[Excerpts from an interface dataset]
━━━━━━━━
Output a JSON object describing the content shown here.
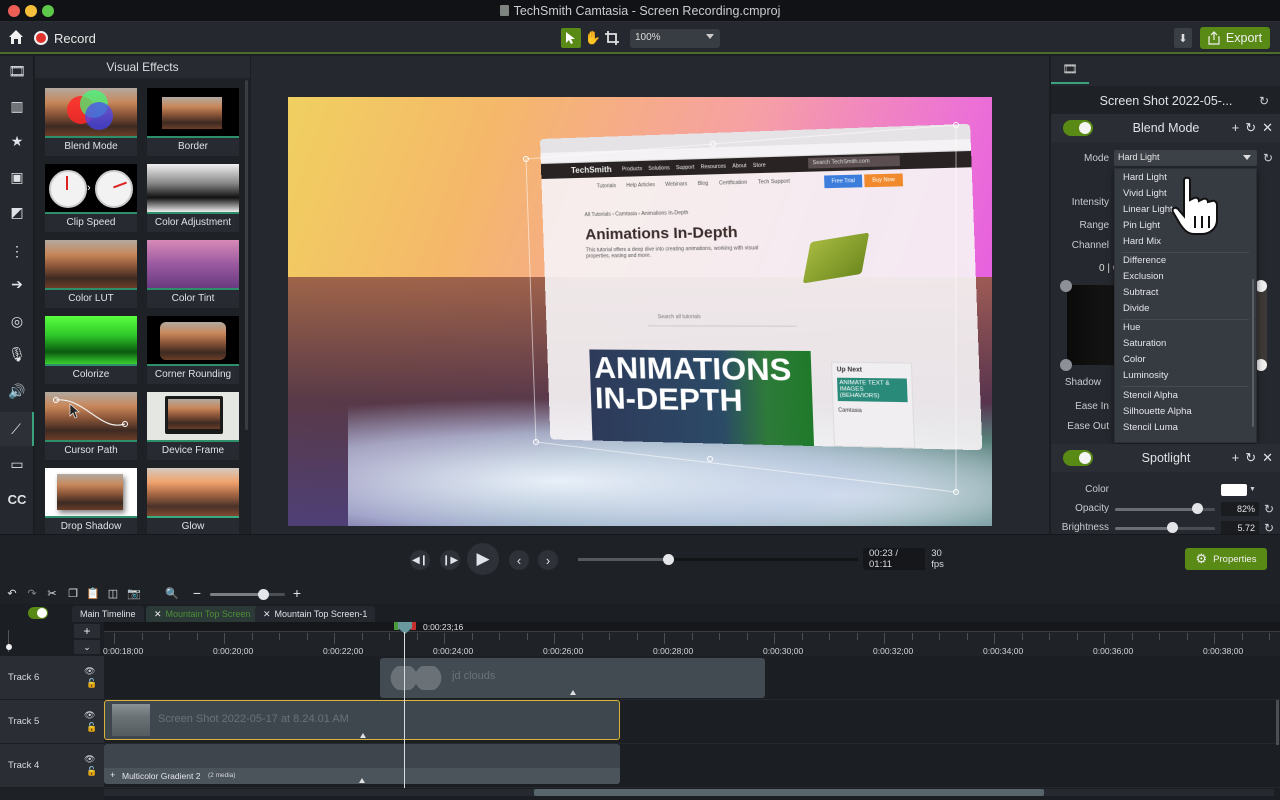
{
  "window": {
    "title": "TechSmith Camtasia - Screen Recording.cmproj",
    "traffic_lights": {
      "close": "#ec5f56",
      "minimize": "#f5be3b",
      "maximize": "#5dc84a"
    }
  },
  "toolbar": {
    "record_label": "Record",
    "zoom_value": "100%",
    "export_label": "Export",
    "tools": [
      "select-arrow",
      "hand-pan",
      "crop"
    ]
  },
  "colors": {
    "accent_green": "#5a8a16",
    "selection_teal": "#3aa37d",
    "clip_selected_border": "#d8b43a",
    "record_red": "#e0312d"
  },
  "left_rail": {
    "items": [
      "media-bin",
      "library",
      "favorites",
      "annotations",
      "transitions",
      "behaviors",
      "animations",
      "cursor-effects",
      "voice-narration",
      "audio-effects",
      "visual-effects",
      "interactivity",
      "captions"
    ],
    "active": "visual-effects",
    "captions_label": "CC"
  },
  "effects_panel": {
    "title": "Visual Effects",
    "items": [
      {
        "label": "Blend Mode"
      },
      {
        "label": "Border"
      },
      {
        "label": "Clip Speed"
      },
      {
        "label": "Color Adjustment"
      },
      {
        "label": "Color LUT"
      },
      {
        "label": "Color Tint"
      },
      {
        "label": "Colorize"
      },
      {
        "label": "Corner Rounding"
      },
      {
        "label": "Cursor Path"
      },
      {
        "label": "Device Frame"
      },
      {
        "label": "Drop Shadow"
      },
      {
        "label": "Glow"
      }
    ]
  },
  "preview": {
    "browser": {
      "brand": "TechSmith",
      "nav_links": [
        "Products",
        "Solutions",
        "Support",
        "Resources",
        "About",
        "Store"
      ],
      "search_placeholder": "Search TechSmith.com",
      "free_trial": "Free Trial",
      "buy_now": "Buy Now",
      "sub_links": [
        "Tutorials",
        "Help Articles",
        "Webinars",
        "Blog",
        "Certification",
        "Tech Support"
      ],
      "breadcrumb": "All Tutorials › Camtasia › Animations In-Depth",
      "heading": "Animations In-Depth",
      "description": "This tutorial offers a deep dive into creating animations, working with visual properties, easing and more.",
      "search_tutorials": "Search all tutorials",
      "hero_text": "ANIMATIONS IN-DEPTH",
      "up_next_title": "Up Next",
      "up_next_card": "ANIMATE TEXT & IMAGES (BEHAVIORS)",
      "up_next_meta": "Camtasia"
    }
  },
  "properties": {
    "media_name": "Screen Shot 2022-05-...",
    "blend_mode": {
      "title": "Blend Mode",
      "enabled": true,
      "mode_label": "Mode",
      "mode_value": "Hard Light",
      "intensity_label": "Intensity",
      "range_label": "Range",
      "channel_label": "Channel",
      "range_readout": "0 | C",
      "shadow_label": "Shadow",
      "ease_in_label": "Ease In",
      "ease_out_label": "Ease Out",
      "dropdown_groups": [
        [
          "Hard Light",
          "Vivid Light",
          "Linear Light",
          "Pin Light",
          "Hard Mix"
        ],
        [
          "Difference",
          "Exclusion",
          "Subtract",
          "Divide"
        ],
        [
          "Hue",
          "Saturation",
          "Color",
          "Luminosity"
        ],
        [
          "Stencil Alpha",
          "Silhouette Alpha",
          "Stencil Luma"
        ]
      ]
    },
    "spotlight": {
      "title": "Spotlight",
      "enabled": true,
      "color_label": "Color",
      "color_value": "#ffffff",
      "opacity_label": "Opacity",
      "opacity_value": "82%",
      "opacity_fraction": 0.82,
      "brightness_label": "Brightness",
      "brightness_value": "5.72",
      "brightness_fraction": 0.57
    }
  },
  "transport": {
    "current_time": "00:23",
    "total_time": "01:11",
    "time_display": "00:23 / 01:11",
    "fps": "30 fps",
    "scrub_fraction": 0.32,
    "properties_label": "Properties"
  },
  "timeline": {
    "zoom_fraction": 0.7,
    "tabs": [
      {
        "label": "Main Timeline",
        "closable": false,
        "active": false
      },
      {
        "label": "Mountain Top Screen",
        "closable": true,
        "active": true
      },
      {
        "label": "Mountain Top Screen-1",
        "closable": true,
        "active": false
      }
    ],
    "playhead_time": "0:00:23;16",
    "ruler_labels": [
      "0:00:18;00",
      "0:00:20;00",
      "0:00:22;00",
      "0:00:24;00",
      "0:00:26;00",
      "0:00:28;00",
      "0:00:30;00",
      "0:00:32;00",
      "0:00:34;00",
      "0:00:36;00",
      "0:00:38;00"
    ],
    "tracks": [
      {
        "name": "Track 6",
        "clips": [
          {
            "label": "jd clouds"
          }
        ]
      },
      {
        "name": "Track 5",
        "clips": [
          {
            "label": "Screen Shot 2022-05-17 at 8.24.01 AM",
            "selected": true
          }
        ]
      },
      {
        "name": "Track 4",
        "clips": [
          {
            "label": "Multicolor Gradient 2",
            "badge": "(2 media)"
          }
        ]
      }
    ]
  }
}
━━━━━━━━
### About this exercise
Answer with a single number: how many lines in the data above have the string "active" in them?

### Exercise result
4